DATA SUPPLIED:
= = = = = = =
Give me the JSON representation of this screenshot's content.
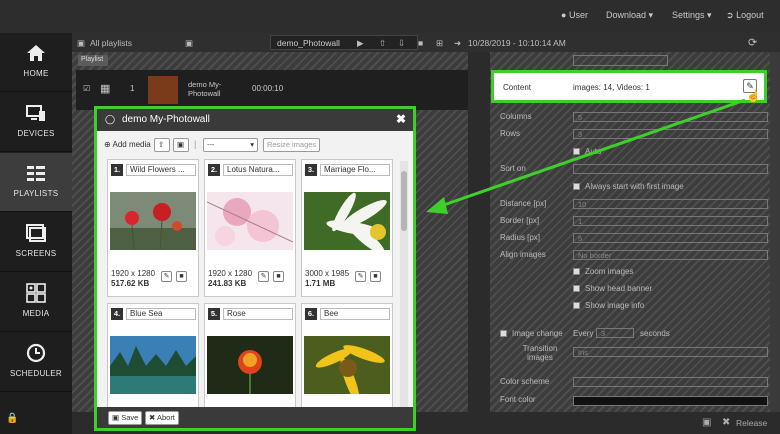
{
  "topnav": {
    "user": "User",
    "download": "Download",
    "settings": "Settings",
    "logout": "Logout"
  },
  "sidebar": [
    {
      "label": "HOME",
      "icon": "home-icon"
    },
    {
      "label": "DEVICES",
      "icon": "devices-icon"
    },
    {
      "label": "PLAYLISTS",
      "icon": "playlists-icon"
    },
    {
      "label": "SCREENS",
      "icon": "screens-icon"
    },
    {
      "label": "MEDIA",
      "icon": "media-icon"
    },
    {
      "label": "SCHEDULER",
      "icon": "scheduler-icon"
    }
  ],
  "toolbar": {
    "all_playlists": "All playlists",
    "playlist_name": "demo_Photowall",
    "datetime": "10/28/2019 - 10:10:14 AM"
  },
  "playlist": {
    "tag": "Playlist",
    "row": {
      "index": "1",
      "name": "demo My-Photowall",
      "duration": "00:00:10"
    }
  },
  "content_panel": {
    "content_label": "Content",
    "content_value": "images: 14, Videos: 1",
    "fields": [
      {
        "label": "Columns",
        "value": "5"
      },
      {
        "label": "Rows",
        "value": "3"
      },
      {
        "label": "Sort on",
        "value": ""
      },
      {
        "label": "Distance [px]",
        "value": "10"
      },
      {
        "label": "Border [px]",
        "value": "1"
      },
      {
        "label": "Radius [px]",
        "value": "5"
      },
      {
        "label": "Align images",
        "value": "No border"
      }
    ],
    "checks": {
      "auto": "Auto",
      "first_image": "Always start with first image",
      "zoom": "Zoom images",
      "banner": "Show head banner",
      "info": "Show image info"
    },
    "image_change": {
      "label": "Image change",
      "every": "Every",
      "value": "3",
      "unit": "seconds"
    },
    "transition": {
      "label": "Transition images",
      "value": "Ins"
    },
    "color_scheme": "Color scheme",
    "font_color": "Font color"
  },
  "modal": {
    "title": "demo My-Photowall",
    "add_media": "Add media",
    "select_value": "---",
    "resize": "Resize images",
    "cards": [
      {
        "num": "1.",
        "title": "Wild Flowers ...",
        "dims": "1920 x 1280",
        "size": "517.62 KB"
      },
      {
        "num": "2.",
        "title": "Lotus Natura...",
        "dims": "1920 x 1280",
        "size": "241.83 KB"
      },
      {
        "num": "3.",
        "title": "Marriage Flo...",
        "dims": "3000 x 1985",
        "size": "1.71 MB"
      },
      {
        "num": "4.",
        "title": "Blue Sea",
        "dims": "",
        "size": ""
      },
      {
        "num": "5.",
        "title": "Rose",
        "dims": "",
        "size": ""
      },
      {
        "num": "6.",
        "title": "Bee",
        "dims": "",
        "size": ""
      }
    ],
    "save": "Save",
    "abort": "Abort"
  },
  "footer": {
    "release": "Release"
  },
  "colors": {
    "highlight": "#3fcf2b",
    "dark": "#2d2d2d"
  }
}
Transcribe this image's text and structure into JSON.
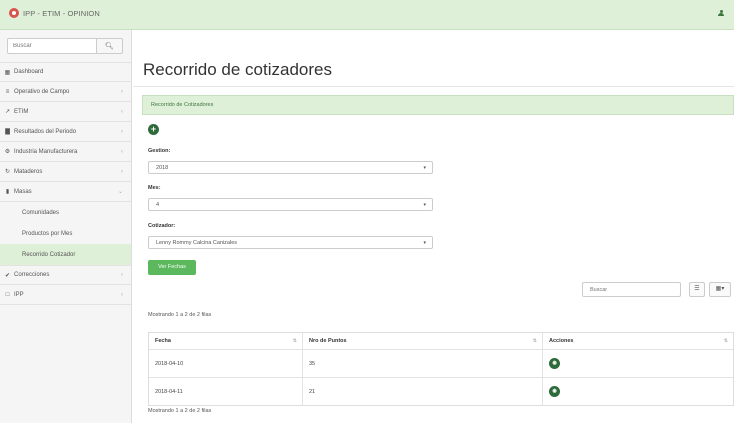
{
  "header": {
    "title": "IPP - ETIM - OPINION"
  },
  "sidebar": {
    "search_placeholder": "Buscar",
    "items": [
      {
        "label": "Dashboard",
        "icon": "dashboard-icon"
      },
      {
        "label": "Operativo de Campo",
        "icon": "operativo-icon"
      },
      {
        "label": "ETIM",
        "icon": "wrench-icon"
      },
      {
        "label": "Resultados del Periodo",
        "icon": "bar-chart-icon"
      },
      {
        "label": "Industria Manufacturera",
        "icon": "industry-icon"
      },
      {
        "label": "Mataderos",
        "icon": "mataderos-icon"
      },
      {
        "label": "Masas",
        "icon": "masas-icon"
      }
    ],
    "subitems": [
      {
        "label": "Comunidades"
      },
      {
        "label": "Productos por Mes"
      },
      {
        "label": "Recorrido Cotizador"
      }
    ],
    "items_after": [
      {
        "label": "Correcciones",
        "icon": "check-icon"
      },
      {
        "label": "IPP",
        "icon": "ipp-icon"
      }
    ]
  },
  "main": {
    "title": "Recorrido de cotizadores",
    "panel_title": "Recorrido de Cotizadores",
    "form": {
      "gestion_label": "Gestion:",
      "gestion_value": "2018",
      "mes_label": "Mes:",
      "mes_value": "4",
      "cotizador_label": "Cotizador:",
      "cotizador_value": "Lenny Rommy Calcina Canizales",
      "submit_label": "Ver Fechas"
    },
    "table": {
      "search_placeholder": "Buscar",
      "info_top": "Mostrando 1 a 2 de 2 filas",
      "info_bottom": "Mostrando 1 a 2 de 2 filas",
      "columns": [
        "Fecha",
        "Nro de Puntos",
        "Acciones"
      ],
      "rows": [
        {
          "fecha": "2018-04-10",
          "puntos": "35"
        },
        {
          "fecha": "2018-04-11",
          "puntos": "21"
        }
      ]
    }
  },
  "colors": {
    "header_bg": "#dff0d8",
    "accent_green": "#5cb85c",
    "dark_green": "#2e6b3a",
    "panel_text": "#3c763d"
  }
}
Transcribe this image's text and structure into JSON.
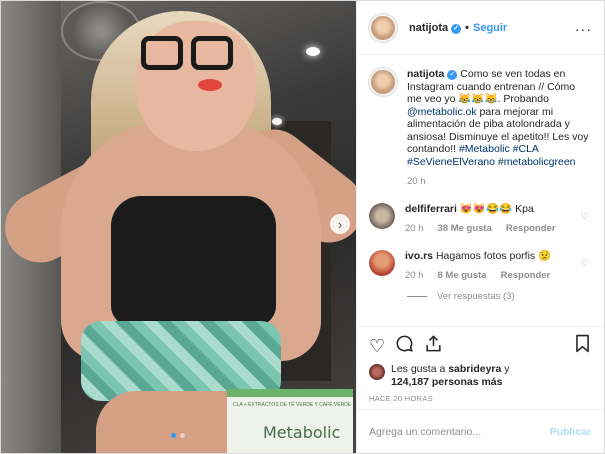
{
  "header": {
    "username": "natijota",
    "separator": "•",
    "follow_label": "Seguir",
    "more": "···"
  },
  "caption": {
    "username": "natijota",
    "text_1": "Como se ven todas en Instagram cuando entrenan // Cómo me veo yo 😹😹😹. Probando ",
    "mention": "@metabolic.ok",
    "text_2": " para mejorar mi alimentación de piba atolondrada y ansiosa! Disminuye el apetito!! Les voy contando!! ",
    "hashtags": "#Metabolic #CLA #SeVieneElVerano #metabolicgreen",
    "time": "20 h"
  },
  "comments": [
    {
      "username": "delfiferrari",
      "text": "😻😻😂😂 Kpa",
      "time": "20 h",
      "likes": "38 Me gusta",
      "reply": "Responder"
    },
    {
      "username": "ivo.rs",
      "text": "Hagamos fotos porfis 😟",
      "time": "20 h",
      "likes": "8 Me gusta",
      "reply": "Responder"
    }
  ],
  "view_replies": "Ver respuestas (3)",
  "likes_text_1": "Les gusta a ",
  "likes_user": "sabrideyra",
  "likes_text_2": " y ",
  "likes_count": "124,187 personas más",
  "posted": "HACE 20 HORAS",
  "add_comment": {
    "placeholder": "Agrega un comentario...",
    "publish": "Publicar"
  },
  "photo": {
    "box_small": "CLA + EXTRACTOS DE TÉ VERDE Y CAFÉ VERDE",
    "box_name": "Metabolic"
  },
  "icons": {
    "verified": "verified-badge-icon",
    "next": "chevron-right-icon",
    "like": "heart-icon",
    "comment": "comment-icon",
    "share": "share-icon",
    "save": "bookmark-icon"
  },
  "colors": {
    "accent": "#3897f0",
    "link": "#003569",
    "muted": "#8e8e8e",
    "publish_disabled": "#b3dbff"
  }
}
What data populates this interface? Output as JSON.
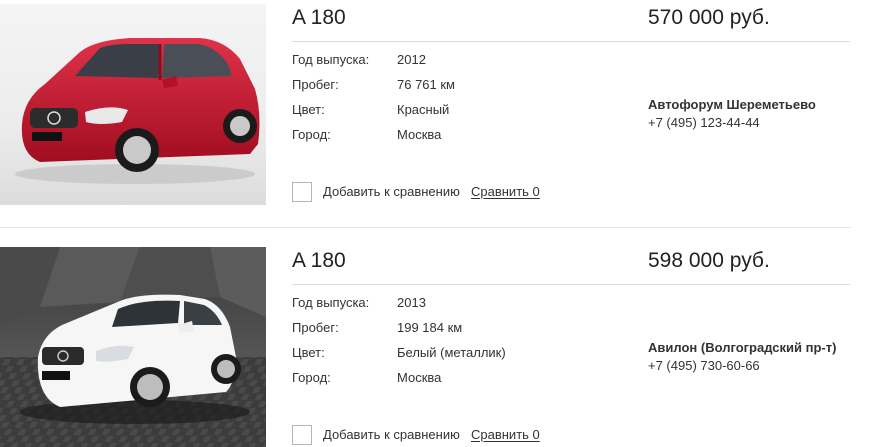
{
  "listings": [
    {
      "title": "A 180",
      "price": "570 000 руб.",
      "specs": [
        {
          "label": "Год выпуска:",
          "value": "2012"
        },
        {
          "label": "Пробег:",
          "value": "76 761 км"
        },
        {
          "label": "Цвет:",
          "value": "Красный"
        },
        {
          "label": "Город:",
          "value": "Москва"
        }
      ],
      "dealer": {
        "name": "Автофорум Шереметьево",
        "phone": "+7 (495) 123-44-44"
      },
      "compare": {
        "label": "Добавить к сравнению",
        "link": "Сравнить 0"
      },
      "car_color": "#c8142a"
    },
    {
      "title": "A 180",
      "price": "598 000 руб.",
      "specs": [
        {
          "label": "Год выпуска:",
          "value": "2013"
        },
        {
          "label": "Пробег:",
          "value": "199 184 км"
        },
        {
          "label": "Цвет:",
          "value": "Белый (металлик)"
        },
        {
          "label": "Город:",
          "value": "Москва"
        }
      ],
      "dealer": {
        "name": "Авилон (Волгоградский пр-т)",
        "phone": "+7 (495) 730-60-66"
      },
      "compare": {
        "label": "Добавить к сравнению",
        "link": "Сравнить 0"
      },
      "car_color": "#f4f4f4"
    }
  ]
}
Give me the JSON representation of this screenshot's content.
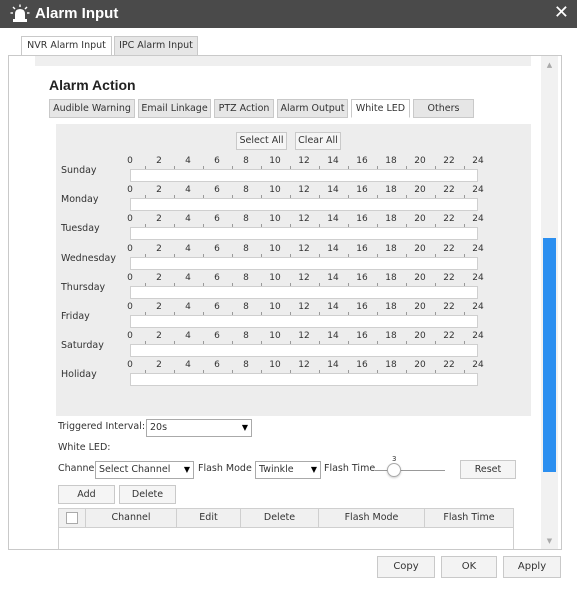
{
  "window": {
    "title": "Alarm Input",
    "icon": "alarm-siren-icon",
    "close_icon": "close-icon",
    "title_bar_color": "#4a4a4a"
  },
  "outer_tabs": [
    {
      "label": "NVR Alarm Input",
      "active": true
    },
    {
      "label": "IPC Alarm Input",
      "active": false
    }
  ],
  "section": {
    "title": "Alarm Action"
  },
  "inner_tabs": [
    {
      "label": "Audible Warning",
      "active": false
    },
    {
      "label": "Email Linkage",
      "active": false
    },
    {
      "label": "PTZ Action",
      "active": false
    },
    {
      "label": "Alarm Output",
      "active": false
    },
    {
      "label": "White LED",
      "active": true
    },
    {
      "label": "Others",
      "active": false
    }
  ],
  "schedule": {
    "select_all": "Select All",
    "clear_all": "Clear All",
    "axis": [
      "0",
      "2",
      "4",
      "6",
      "8",
      "10",
      "12",
      "14",
      "16",
      "18",
      "20",
      "22",
      "24"
    ],
    "days": [
      "Sunday",
      "Monday",
      "Tuesday",
      "Wednesday",
      "Thursday",
      "Friday",
      "Saturday",
      "Holiday"
    ]
  },
  "triggered_interval": {
    "label": "Triggered Interval:",
    "value": "20s"
  },
  "white_led": {
    "label": "White LED:",
    "channel_label": "Channel",
    "channel_value": "Select Channel",
    "flash_mode_label": "Flash Mode",
    "flash_mode_value": "Twinkle",
    "flash_time_label": "Flash Time",
    "flash_time_value": "3",
    "reset_label": "Reset"
  },
  "actions": {
    "add": "Add",
    "delete": "Delete"
  },
  "table": {
    "columns": [
      "Channel",
      "Edit",
      "Delete",
      "Flash Mode",
      "Flash Time"
    ]
  },
  "footer": {
    "copy": "Copy",
    "ok": "OK",
    "apply": "Apply"
  },
  "colors": {
    "scrollbar_thumb": "#2b8ff0",
    "schedule_background": "#ededed"
  }
}
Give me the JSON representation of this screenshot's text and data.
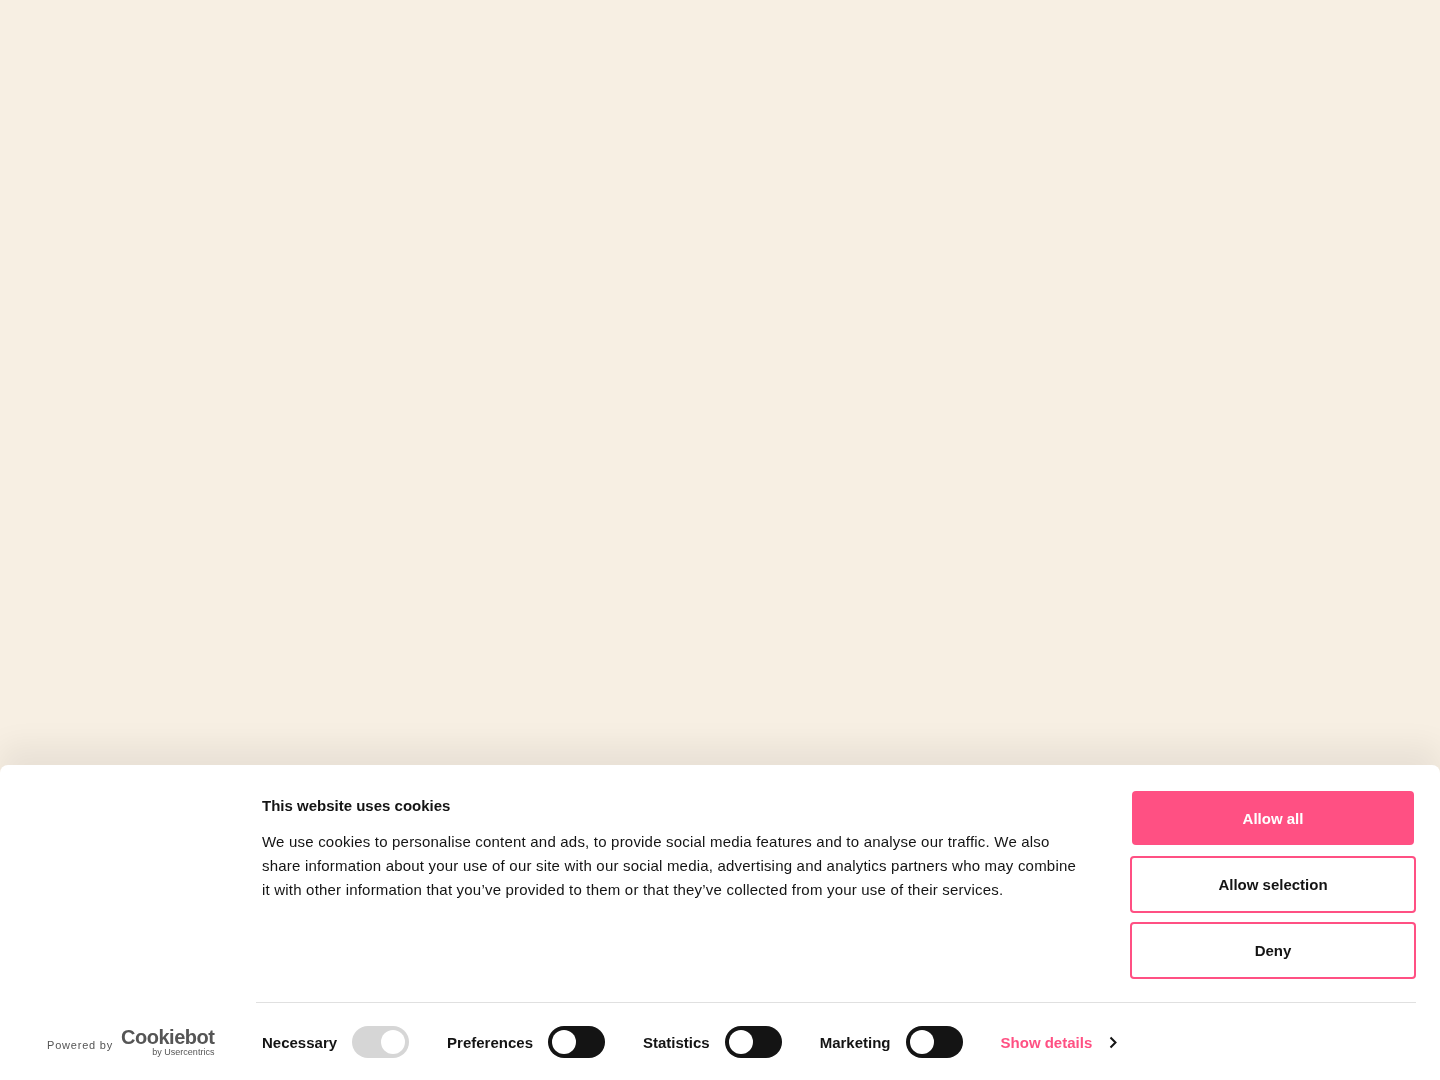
{
  "banner": {
    "title": "This website uses cookies",
    "text": "We use cookies to personalise content and ads, to provide social media features and to analyse our traffic. We also share information about your use of our site with our social media, advertising and analytics partners who may combine it with other information that you’ve provided to them or that they’ve collected from your use of their services.",
    "buttons": [
      {
        "label": "Allow all",
        "kind": "primary"
      },
      {
        "label": "Allow selection",
        "kind": "outline"
      },
      {
        "label": "Deny",
        "kind": "outline"
      }
    ],
    "powered_by": "Powered by",
    "logo": "Cookiebot",
    "logo_sub": "by Usercentrics",
    "toggles": [
      {
        "label": "Necessary",
        "on": true,
        "disabled": true
      },
      {
        "label": "Preferences",
        "on": false,
        "disabled": false
      },
      {
        "label": "Statistics",
        "on": false,
        "disabled": false
      },
      {
        "label": "Marketing",
        "on": false,
        "disabled": false
      }
    ],
    "details_link": "Show details"
  }
}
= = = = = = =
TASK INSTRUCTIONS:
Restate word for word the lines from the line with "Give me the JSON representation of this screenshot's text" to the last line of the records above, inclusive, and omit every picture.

WRITTEN REPLY:
Give me the JSON representation of this screenshot's text and data.
{
  "banner": {
    "title": "This website uses cookies",
    "text": "We use cookies to personalise content and ads, to provide social media features and to analyse our traffic. We also share information about your use of our site with our social media, advertising and analytics partners who may combine it with other information that you’ve provided to them or that they’ve collected from your use of their services.",
    "buttons": [
      {
        "label": "Allow all",
        "kind": "primary"
      },
      {
        "label": "Allow selection",
        "kind": "outline"
      },
      {
        "label": "Deny",
        "kind": "outline"
      }
    ],
    "powered_by": "Powered by",
    "logo": "Cookiebot",
    "logo_sub": "by Usercentrics",
    "toggles": [
      {
        "label": "Necessary",
        "on": true,
        "disabled": true
      },
      {
        "label": "Preferences",
        "on": false,
        "disabled": false
      },
      {
        "label": "Statistics",
        "on": false,
        "disabled": false
      },
      {
        "label": "Marketing",
        "on": false,
        "disabled": false
      }
    ],
    "details_link": "Show details"
  }
}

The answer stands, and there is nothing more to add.